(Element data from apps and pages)
------------------------------

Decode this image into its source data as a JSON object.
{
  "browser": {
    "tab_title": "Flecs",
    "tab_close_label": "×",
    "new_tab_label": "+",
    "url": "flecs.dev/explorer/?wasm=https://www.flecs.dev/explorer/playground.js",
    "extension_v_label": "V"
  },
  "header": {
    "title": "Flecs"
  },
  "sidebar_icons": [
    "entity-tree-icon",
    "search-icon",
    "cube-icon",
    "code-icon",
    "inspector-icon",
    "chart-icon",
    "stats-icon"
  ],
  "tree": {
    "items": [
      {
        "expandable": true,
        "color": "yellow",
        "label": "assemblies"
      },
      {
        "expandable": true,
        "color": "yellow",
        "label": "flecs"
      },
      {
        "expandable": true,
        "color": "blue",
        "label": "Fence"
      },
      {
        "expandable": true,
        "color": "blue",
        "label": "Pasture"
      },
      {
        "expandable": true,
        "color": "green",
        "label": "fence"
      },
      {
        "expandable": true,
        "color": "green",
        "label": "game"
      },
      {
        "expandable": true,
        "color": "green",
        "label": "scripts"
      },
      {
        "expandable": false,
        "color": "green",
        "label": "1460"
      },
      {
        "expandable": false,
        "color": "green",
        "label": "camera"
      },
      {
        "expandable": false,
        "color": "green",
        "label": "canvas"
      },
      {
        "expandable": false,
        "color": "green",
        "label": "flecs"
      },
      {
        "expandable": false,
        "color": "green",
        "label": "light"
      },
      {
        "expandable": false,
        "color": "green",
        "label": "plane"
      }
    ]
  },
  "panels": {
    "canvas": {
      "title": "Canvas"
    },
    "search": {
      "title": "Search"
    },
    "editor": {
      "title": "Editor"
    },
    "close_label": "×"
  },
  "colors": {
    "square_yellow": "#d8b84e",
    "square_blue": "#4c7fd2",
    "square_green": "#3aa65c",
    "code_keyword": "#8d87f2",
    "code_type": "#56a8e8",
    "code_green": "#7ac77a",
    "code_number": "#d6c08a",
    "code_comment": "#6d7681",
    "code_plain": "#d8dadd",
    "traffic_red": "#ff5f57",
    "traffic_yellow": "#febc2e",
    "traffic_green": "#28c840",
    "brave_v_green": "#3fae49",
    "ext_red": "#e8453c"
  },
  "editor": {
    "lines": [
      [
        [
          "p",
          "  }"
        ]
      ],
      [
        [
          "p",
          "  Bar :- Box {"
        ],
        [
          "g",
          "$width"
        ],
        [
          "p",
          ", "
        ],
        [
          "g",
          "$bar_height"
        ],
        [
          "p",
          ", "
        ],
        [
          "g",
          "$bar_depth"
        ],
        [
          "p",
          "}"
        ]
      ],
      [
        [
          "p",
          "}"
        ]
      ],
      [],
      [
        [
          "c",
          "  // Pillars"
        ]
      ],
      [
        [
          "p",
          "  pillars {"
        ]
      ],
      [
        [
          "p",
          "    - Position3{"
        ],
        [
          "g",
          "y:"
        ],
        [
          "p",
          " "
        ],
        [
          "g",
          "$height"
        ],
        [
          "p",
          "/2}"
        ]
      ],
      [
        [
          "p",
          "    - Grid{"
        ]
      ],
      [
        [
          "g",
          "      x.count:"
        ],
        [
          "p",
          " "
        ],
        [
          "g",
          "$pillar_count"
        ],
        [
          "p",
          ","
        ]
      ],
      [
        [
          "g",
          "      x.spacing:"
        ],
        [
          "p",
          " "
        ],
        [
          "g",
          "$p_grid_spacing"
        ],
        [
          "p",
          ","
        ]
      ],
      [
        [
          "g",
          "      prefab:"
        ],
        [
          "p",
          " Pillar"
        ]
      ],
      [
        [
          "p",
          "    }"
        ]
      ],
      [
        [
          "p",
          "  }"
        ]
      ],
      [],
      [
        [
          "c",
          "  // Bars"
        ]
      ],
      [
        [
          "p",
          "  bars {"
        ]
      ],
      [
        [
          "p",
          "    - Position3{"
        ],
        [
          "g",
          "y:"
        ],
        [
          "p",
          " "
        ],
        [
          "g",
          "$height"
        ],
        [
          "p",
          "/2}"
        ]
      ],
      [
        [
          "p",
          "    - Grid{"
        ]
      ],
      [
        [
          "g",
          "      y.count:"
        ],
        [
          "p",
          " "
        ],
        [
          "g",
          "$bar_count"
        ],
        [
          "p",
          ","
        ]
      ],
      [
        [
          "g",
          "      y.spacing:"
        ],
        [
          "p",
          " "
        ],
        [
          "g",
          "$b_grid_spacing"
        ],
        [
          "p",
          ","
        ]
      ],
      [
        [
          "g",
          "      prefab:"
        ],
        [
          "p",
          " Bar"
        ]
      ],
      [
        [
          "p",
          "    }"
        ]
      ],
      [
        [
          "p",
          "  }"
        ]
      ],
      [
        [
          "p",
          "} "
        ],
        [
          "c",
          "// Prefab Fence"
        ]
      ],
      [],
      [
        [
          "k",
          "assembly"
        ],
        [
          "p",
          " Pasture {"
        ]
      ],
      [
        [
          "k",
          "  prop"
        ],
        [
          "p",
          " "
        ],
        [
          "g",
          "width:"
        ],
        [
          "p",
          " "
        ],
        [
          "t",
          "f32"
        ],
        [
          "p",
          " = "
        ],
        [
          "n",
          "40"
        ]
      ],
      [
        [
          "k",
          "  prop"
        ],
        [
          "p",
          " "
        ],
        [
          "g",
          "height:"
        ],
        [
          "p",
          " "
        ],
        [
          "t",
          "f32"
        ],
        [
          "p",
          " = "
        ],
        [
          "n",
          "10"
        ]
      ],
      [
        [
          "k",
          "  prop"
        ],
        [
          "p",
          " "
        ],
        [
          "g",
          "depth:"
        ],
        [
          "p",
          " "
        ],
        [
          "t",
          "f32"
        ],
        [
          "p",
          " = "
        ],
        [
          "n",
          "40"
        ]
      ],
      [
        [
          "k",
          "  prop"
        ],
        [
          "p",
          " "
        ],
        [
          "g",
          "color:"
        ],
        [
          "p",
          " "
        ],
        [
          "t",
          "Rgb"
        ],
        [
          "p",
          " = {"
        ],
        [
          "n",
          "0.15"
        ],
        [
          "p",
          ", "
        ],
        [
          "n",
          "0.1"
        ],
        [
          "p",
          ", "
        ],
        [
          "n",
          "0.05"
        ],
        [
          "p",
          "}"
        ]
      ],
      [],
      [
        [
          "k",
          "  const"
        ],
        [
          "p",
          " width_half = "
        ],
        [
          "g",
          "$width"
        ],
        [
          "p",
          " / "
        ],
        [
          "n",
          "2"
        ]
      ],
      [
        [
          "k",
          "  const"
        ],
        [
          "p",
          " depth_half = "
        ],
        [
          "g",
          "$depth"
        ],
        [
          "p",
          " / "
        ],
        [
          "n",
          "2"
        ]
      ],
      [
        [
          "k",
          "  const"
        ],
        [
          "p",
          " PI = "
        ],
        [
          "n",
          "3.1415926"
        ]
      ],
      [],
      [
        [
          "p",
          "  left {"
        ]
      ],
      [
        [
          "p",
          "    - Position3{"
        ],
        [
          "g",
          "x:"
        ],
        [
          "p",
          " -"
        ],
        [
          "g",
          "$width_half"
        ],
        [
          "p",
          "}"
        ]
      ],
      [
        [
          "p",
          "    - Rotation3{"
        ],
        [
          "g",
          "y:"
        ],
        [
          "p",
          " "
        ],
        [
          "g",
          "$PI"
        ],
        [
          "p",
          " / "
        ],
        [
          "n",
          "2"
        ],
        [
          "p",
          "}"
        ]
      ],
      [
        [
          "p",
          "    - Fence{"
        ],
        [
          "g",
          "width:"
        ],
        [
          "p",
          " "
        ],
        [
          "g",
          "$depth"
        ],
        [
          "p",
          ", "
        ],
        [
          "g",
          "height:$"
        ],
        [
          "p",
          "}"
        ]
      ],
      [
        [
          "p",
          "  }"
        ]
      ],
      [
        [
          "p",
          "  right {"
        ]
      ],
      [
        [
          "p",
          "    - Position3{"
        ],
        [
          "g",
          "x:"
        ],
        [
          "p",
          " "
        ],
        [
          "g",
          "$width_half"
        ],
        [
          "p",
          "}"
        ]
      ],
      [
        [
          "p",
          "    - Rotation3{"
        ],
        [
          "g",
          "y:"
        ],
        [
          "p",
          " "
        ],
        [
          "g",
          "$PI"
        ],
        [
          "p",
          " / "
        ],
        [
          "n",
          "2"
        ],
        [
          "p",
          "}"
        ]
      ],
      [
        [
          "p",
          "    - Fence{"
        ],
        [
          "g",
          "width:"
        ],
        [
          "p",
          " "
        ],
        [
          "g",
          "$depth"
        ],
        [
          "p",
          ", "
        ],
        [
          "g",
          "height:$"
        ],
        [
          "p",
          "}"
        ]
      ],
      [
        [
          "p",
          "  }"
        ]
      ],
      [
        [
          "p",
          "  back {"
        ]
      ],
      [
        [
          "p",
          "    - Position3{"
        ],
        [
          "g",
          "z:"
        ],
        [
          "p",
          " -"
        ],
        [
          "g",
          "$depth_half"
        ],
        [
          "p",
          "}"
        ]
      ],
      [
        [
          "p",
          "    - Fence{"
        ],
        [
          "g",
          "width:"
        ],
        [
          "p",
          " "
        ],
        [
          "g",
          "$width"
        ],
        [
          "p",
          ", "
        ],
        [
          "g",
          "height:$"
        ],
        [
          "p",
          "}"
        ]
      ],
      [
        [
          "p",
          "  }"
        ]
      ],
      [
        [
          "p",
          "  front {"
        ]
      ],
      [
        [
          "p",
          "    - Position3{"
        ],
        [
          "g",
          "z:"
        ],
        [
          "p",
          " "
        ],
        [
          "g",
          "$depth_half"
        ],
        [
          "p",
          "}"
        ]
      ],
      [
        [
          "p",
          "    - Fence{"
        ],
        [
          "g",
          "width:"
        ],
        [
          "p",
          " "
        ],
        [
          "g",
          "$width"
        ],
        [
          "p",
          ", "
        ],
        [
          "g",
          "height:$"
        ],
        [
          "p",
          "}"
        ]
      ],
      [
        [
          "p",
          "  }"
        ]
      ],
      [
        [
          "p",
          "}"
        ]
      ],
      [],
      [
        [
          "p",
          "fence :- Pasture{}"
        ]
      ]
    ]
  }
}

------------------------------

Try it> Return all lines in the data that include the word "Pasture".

Response>
        "label": "Pasture"
          " Pasture {"
          "fence :- Pasture{}"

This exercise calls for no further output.